Yesterday (Wednesday), the High Court of Justice rejected a petition filed by the Regavim Movement to compel the military commander and the Civil Administration to repeal Jordanian Law #40 which prohibits the sale of land in Judea and Samaria to Jews – a law still in force due to Israel’s decision not to extend its law or sovereignty to territory liberated in 1967.
In the High Court hearing earlier this week, Regavim’s attorney, Boaz Arzi, argued that the discriminatory ordinance should be struck down without further delay.
In an earlier stage of the case, the High Court issued a conditional order requiring the government to respond within 60 days and explain why this discriminatory law should be allowed to stand.
The attorney representing the Civil Administration argued that no real harm is caused by Jordanian Law #40 to Jews who wish to carry out real estate transactions in Judea and Samaria: the state’s work-around solution allowing would-be buyers to incorporate as a legal entity in Judea and Samaria in order to circumvent the antisemitic restriction against individuals, they argued, was sufficient. Regavim’s attorney responded: “Focusing on the quantity of transactions obscures the real issue. This is racism.”
The government’s representatives also argued that a committee, headed by the Assistant Minister of Defense, had examined the issue and determined that the restriction is “minor” while the level of political sensitivity regarding land in Judea and Samaria is immense. Therefore, the state argued, there is no justification for the Court to intervene in decisions taken by the military commander. Justice Groskopf noted, “The law is racist; that is clear. However, the cost outweighs the benefit. Essentially, the question is whether the considerations of the military commander in this matter are reasonable or unreasonable to the extent that the intervention of the Court is necessary.” The panel of three Justices accepted the State’s argument and rejected Regavim’s petition.
Jordanian Law #40 prohibiting the sale of property to non-Muslims was passed in the 1950s, during the illegal Jordanian occupation of Judea and Samaria following the War of Independence. Although the occupation came to an end in 1967, Israel refrained from extending sovereignty to the territories it had liberated, holding them in a “temporary” state of limbo in order to negotiate a political resolution to the conflict. Ever since, land purchases for Jewish settlement and development has been carried out through a bureaucratic-legal process designed to circumvent, but not annul, the anti-Jewish Jordanian law. In 1971, the IDF Chief of Central Command issued an order permitting commercial entities to purchase land in the area; individual Jews are barred from purchasing land to this very day. Regavim argued that the technical difficulties created by this “work around” are significant – and are nonetheless overshadowed by the inherent racism underlying the law itself, and the violation of Jews’ basic rights.
“This is an outrage,” says Meir Deutsch, Director General of Regavim. “For the first time, the High Court of Justice is upholding and permitting continued racial discrimination, hiding behind supposed diplomatic repercussions.
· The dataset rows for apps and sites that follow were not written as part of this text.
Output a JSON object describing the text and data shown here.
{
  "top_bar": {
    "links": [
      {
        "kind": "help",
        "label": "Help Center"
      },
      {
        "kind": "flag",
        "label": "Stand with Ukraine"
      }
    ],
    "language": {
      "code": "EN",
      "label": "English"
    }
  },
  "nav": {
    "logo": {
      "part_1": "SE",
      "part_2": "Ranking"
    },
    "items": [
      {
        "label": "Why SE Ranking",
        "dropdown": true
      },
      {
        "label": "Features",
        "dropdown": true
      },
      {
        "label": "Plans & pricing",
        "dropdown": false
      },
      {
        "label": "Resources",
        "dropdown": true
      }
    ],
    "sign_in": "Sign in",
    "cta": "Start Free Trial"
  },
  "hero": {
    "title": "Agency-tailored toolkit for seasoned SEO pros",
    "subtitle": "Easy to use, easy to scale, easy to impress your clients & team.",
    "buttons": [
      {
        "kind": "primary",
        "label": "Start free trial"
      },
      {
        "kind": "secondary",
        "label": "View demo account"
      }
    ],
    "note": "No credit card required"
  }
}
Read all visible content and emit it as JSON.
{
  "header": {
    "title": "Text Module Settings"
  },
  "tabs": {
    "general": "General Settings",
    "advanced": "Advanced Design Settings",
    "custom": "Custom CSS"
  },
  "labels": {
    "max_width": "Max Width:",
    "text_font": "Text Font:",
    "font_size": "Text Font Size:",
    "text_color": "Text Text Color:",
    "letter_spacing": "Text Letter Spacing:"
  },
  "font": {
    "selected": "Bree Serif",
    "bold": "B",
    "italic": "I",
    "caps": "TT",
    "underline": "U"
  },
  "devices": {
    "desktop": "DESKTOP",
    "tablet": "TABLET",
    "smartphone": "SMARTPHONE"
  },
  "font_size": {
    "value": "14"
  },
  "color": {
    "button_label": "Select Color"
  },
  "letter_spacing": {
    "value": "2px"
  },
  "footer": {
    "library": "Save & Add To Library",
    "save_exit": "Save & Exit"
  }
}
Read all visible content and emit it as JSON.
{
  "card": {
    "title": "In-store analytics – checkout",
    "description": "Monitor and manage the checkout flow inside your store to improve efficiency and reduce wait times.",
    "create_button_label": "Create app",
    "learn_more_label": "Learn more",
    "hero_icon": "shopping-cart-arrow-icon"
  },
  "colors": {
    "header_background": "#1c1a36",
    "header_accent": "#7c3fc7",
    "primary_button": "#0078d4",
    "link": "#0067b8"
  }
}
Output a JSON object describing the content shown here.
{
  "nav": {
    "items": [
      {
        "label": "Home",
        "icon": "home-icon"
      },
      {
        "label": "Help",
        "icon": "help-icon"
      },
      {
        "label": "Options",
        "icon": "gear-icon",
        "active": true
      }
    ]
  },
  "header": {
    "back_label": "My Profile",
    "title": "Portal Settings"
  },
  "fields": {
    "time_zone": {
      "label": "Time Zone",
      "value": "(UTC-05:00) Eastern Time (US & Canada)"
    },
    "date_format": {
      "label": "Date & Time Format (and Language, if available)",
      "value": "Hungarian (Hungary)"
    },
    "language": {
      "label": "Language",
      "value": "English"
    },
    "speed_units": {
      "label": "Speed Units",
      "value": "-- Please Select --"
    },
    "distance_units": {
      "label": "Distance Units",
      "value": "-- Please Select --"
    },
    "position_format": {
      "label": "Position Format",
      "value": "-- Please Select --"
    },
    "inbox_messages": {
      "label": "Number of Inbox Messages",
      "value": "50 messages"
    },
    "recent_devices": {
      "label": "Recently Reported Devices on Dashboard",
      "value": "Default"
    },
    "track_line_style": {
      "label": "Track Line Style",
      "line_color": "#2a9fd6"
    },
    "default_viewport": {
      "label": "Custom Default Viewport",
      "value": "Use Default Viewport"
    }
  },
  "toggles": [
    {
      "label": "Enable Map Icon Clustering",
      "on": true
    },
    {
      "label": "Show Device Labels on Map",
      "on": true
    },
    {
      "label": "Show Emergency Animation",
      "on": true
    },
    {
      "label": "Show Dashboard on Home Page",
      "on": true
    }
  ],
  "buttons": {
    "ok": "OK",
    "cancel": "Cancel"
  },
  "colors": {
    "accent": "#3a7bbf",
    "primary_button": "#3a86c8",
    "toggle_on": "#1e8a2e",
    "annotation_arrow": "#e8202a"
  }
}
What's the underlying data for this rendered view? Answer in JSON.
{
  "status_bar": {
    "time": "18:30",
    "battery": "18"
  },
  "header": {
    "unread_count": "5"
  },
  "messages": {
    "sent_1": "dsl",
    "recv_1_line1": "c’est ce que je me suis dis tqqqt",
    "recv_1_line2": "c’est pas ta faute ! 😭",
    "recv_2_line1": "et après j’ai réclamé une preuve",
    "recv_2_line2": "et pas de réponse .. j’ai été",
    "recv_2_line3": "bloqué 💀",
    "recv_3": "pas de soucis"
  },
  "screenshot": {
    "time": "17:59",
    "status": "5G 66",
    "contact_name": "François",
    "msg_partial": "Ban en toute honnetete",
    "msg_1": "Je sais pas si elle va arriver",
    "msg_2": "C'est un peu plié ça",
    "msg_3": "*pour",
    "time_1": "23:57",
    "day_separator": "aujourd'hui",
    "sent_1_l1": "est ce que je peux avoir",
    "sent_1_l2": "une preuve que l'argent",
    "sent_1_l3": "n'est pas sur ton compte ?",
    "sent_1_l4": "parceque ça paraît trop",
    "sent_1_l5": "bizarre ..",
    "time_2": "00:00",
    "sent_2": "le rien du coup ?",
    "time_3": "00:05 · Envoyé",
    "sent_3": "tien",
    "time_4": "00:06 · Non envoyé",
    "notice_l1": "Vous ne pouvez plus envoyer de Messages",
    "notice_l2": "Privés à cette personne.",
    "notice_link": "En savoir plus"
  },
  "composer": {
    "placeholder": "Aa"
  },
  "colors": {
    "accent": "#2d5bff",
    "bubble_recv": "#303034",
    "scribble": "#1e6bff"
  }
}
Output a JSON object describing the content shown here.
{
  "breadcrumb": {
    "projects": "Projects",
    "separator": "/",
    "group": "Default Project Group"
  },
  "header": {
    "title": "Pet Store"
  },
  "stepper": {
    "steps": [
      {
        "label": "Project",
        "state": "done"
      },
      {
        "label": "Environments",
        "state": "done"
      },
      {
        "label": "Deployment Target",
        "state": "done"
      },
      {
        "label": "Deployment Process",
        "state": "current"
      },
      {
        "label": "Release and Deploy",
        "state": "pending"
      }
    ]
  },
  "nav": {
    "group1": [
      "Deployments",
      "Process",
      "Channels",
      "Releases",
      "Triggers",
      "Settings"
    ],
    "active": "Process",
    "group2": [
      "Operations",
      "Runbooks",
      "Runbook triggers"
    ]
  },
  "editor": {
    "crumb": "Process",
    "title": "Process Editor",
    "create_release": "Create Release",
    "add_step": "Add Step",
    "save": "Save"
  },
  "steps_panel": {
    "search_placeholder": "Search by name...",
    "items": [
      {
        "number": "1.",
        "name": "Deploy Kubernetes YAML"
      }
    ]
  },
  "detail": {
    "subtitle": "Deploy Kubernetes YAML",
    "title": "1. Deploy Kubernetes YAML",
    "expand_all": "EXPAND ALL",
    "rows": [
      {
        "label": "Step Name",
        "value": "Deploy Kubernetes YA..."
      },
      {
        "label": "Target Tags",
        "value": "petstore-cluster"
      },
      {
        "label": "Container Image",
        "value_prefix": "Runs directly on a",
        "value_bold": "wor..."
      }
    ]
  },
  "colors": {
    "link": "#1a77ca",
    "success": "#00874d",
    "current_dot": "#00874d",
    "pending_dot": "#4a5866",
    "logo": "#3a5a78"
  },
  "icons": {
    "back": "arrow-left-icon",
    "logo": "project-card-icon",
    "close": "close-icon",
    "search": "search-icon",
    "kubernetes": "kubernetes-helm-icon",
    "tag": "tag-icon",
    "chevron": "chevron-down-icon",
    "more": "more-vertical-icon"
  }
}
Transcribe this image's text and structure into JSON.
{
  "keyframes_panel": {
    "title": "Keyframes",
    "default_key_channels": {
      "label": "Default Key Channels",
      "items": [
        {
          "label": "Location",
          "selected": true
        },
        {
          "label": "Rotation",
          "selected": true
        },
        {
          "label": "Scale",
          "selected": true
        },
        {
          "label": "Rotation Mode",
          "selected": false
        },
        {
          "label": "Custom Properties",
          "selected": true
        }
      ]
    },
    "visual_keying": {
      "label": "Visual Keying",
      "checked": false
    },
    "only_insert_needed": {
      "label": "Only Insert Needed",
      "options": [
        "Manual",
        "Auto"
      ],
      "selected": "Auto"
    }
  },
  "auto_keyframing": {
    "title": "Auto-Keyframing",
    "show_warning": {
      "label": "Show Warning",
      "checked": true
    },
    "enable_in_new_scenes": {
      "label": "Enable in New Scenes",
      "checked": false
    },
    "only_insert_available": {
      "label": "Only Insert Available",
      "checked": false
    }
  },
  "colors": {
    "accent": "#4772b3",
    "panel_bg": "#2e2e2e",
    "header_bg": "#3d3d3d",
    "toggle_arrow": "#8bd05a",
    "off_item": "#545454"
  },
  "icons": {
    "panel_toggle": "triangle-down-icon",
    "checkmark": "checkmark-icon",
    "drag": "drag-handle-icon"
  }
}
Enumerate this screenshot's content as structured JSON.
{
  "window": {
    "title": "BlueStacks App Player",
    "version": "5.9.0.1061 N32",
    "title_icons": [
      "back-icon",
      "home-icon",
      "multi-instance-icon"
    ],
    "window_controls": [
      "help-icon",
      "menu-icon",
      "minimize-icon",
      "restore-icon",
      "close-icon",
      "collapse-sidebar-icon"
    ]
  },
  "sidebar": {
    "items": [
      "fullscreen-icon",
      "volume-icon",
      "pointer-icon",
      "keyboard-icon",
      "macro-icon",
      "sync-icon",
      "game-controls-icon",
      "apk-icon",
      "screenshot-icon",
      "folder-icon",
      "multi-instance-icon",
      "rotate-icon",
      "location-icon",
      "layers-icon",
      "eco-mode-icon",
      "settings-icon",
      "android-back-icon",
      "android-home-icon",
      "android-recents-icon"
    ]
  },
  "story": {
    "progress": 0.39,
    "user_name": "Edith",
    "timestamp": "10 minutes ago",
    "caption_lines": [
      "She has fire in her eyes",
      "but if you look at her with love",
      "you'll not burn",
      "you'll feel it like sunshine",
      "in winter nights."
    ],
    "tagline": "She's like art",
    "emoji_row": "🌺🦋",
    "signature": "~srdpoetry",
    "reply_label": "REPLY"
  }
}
No such discrimination against Arabs would be allowed, even if the government argued that there would be certain political or diplomatic fallout.” Deutsch added, “Can you imagine if the US Supreme Court had argued that because public transportation was readily accessible for black people, the cost of allowing them to use the front of the bus outweighed the benefit that would be achieved by judicial intervention?! If the Justices of Israel’s Supreme Court had been on the bench in the US, Rosa Parks and all those who came after her would probably still be on the back of the bus, and racial discrimination would still be the law of the land.”
“Law is an expression of a society’s values,” said Attorney Boaz Arzi. “Are these the values that we expect our justice system to uphold? We call upon the newly-elected government to reassert Jewish rights and the foundational principle of equality under the law that are the bedrock of the modern Jewish and democratic State of Israel.”